Krantz Stable Updates
Bad Things and Good Horses
- Published: January 22, 2003
- Written by Bryan Krantz
There is an adage in racing that "you can't hurt a bad horse but the good ones always have something wrong." I guess You'llbeinmyheart is a prime example of why folks have said this for years. Just as she was getting close to a race in the later part of November she had a reoccurrence of a sinus infection that had plagued her last year. A blood-tinged goo marked by a strong odor of rot had replaced the clear liquid oozing from the dark round recess of her nostril last year. After many rounds of treatment with antibiotics the problem still persisted. The treating veterinarian drilled a small hole in the sinus to pump in an antibiotic solution and flush the area but still there was no relief.
Out of options here at the track, the next consideration was assessment and treatment at a veterinary clinic. The best equine treatment centers in the world are in Kentucky. Rood and Riddle in Lexington has a top reputation as a surgery center with some of the best thoroughbred surgeons to be found. After calling to see who would handle a sinus problem we were referred to Dr. Ross Embertson. His specialty is throats and airways in racehorses. Thoroughbreds are tremendous cardiovascular machines. They depend heavily on their ability to breathe, oxidize red blood cells and pump blood through their system. The constructions of their sinus, esophagus and breathing mechanisms are a critical specialty in thoroughbred veterinary medicine. Dr. Embertson listened to the rundown on You'llbeinmyheart's ailment and took the information from Dr. Norwood, her attending vet here in New Orleans. We scheduled her van ride to Lexington and waited to hear back.
She arrived safe and sound in Lexington. Dr. Embertson examined her and confirmed the symptoms we had described. He placed a scope in her sinus through her nasal opening and detected a piece of dead bone about two inches long protruding in the sinus cavity. He speculated this piece had been dislodged by previous treatment and flushing. He removed the bone with forceps and described the bone fragment as being covered with fungus and smelling awful. His recommendation was to drill a larger hole in You'llbeinmyheart's sinus to place a scope in the sinus cavity. After this description of treatment had been given and permission granted he promised to call back shortly with the results. An hour or so later he was on the phone again.
The next news was not the best but not unexpected.
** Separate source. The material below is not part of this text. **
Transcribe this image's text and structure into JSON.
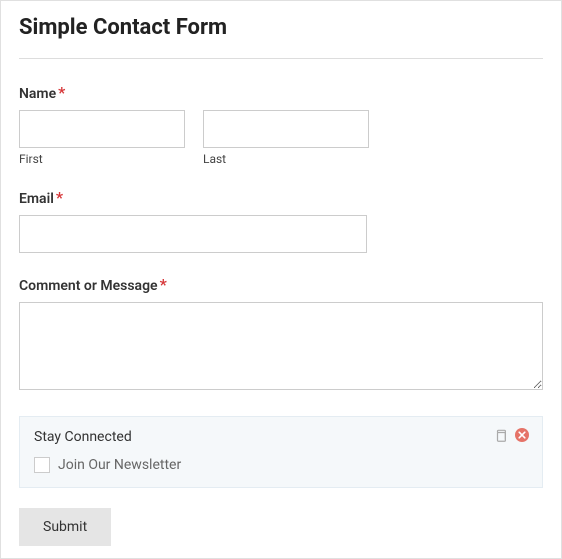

You'llbeinmyheart appeared to have a mass in the sinus, which looked suspicious. Dr. Embertson speculated it would be unusual for a 4-year-old thoroughbred to have a cancerous growth. He described the next step as a surgery requiring the surgical opening of the sinus and scrapping the area to remove the mass. Once again he promised to call at his first opportunity after the procedure. Since it was late in the afternoon there would not be any news, short of bad, before the next morning.
The phone ID on my cell lit as the tone echoed from the ringer at 8:30 AM. The 859 area code telegraphed the anticipated call. Dr. Embertson described his finding a second piece of dead fungus-encrusted bone of about 2 inches and associated infected area surrounding it. He removed the bone and scraped the infection form the area. He speculated the affected area of bone was a result of infection settling in on the bone and cutting of the blood flow to the area killing the section of bone. He treated the sinus with antibiotics and packed the whole sinus with gauze to help stop bleeding. Since a horse's sinus runs from over the eye down the long snout it must take plenty of gauze to pack one. He described the gauze as being visible from the nostril.
So now we wait for her to heal and ponder if the right decision is to send her to Longfield Farm in Goshen, Ky., to convalesce to breed this spring, or recover to go back into training this summer, or both. Anyway, if she were a $5,000 claimer she never would have gotten the damn sinus infection. Horses like that never seem to get sick or hurt. The fact is, she is a nice one and its hard not to consider sending her to the breeding shed to pass those qualities on to some babies by the best sires we can match to her.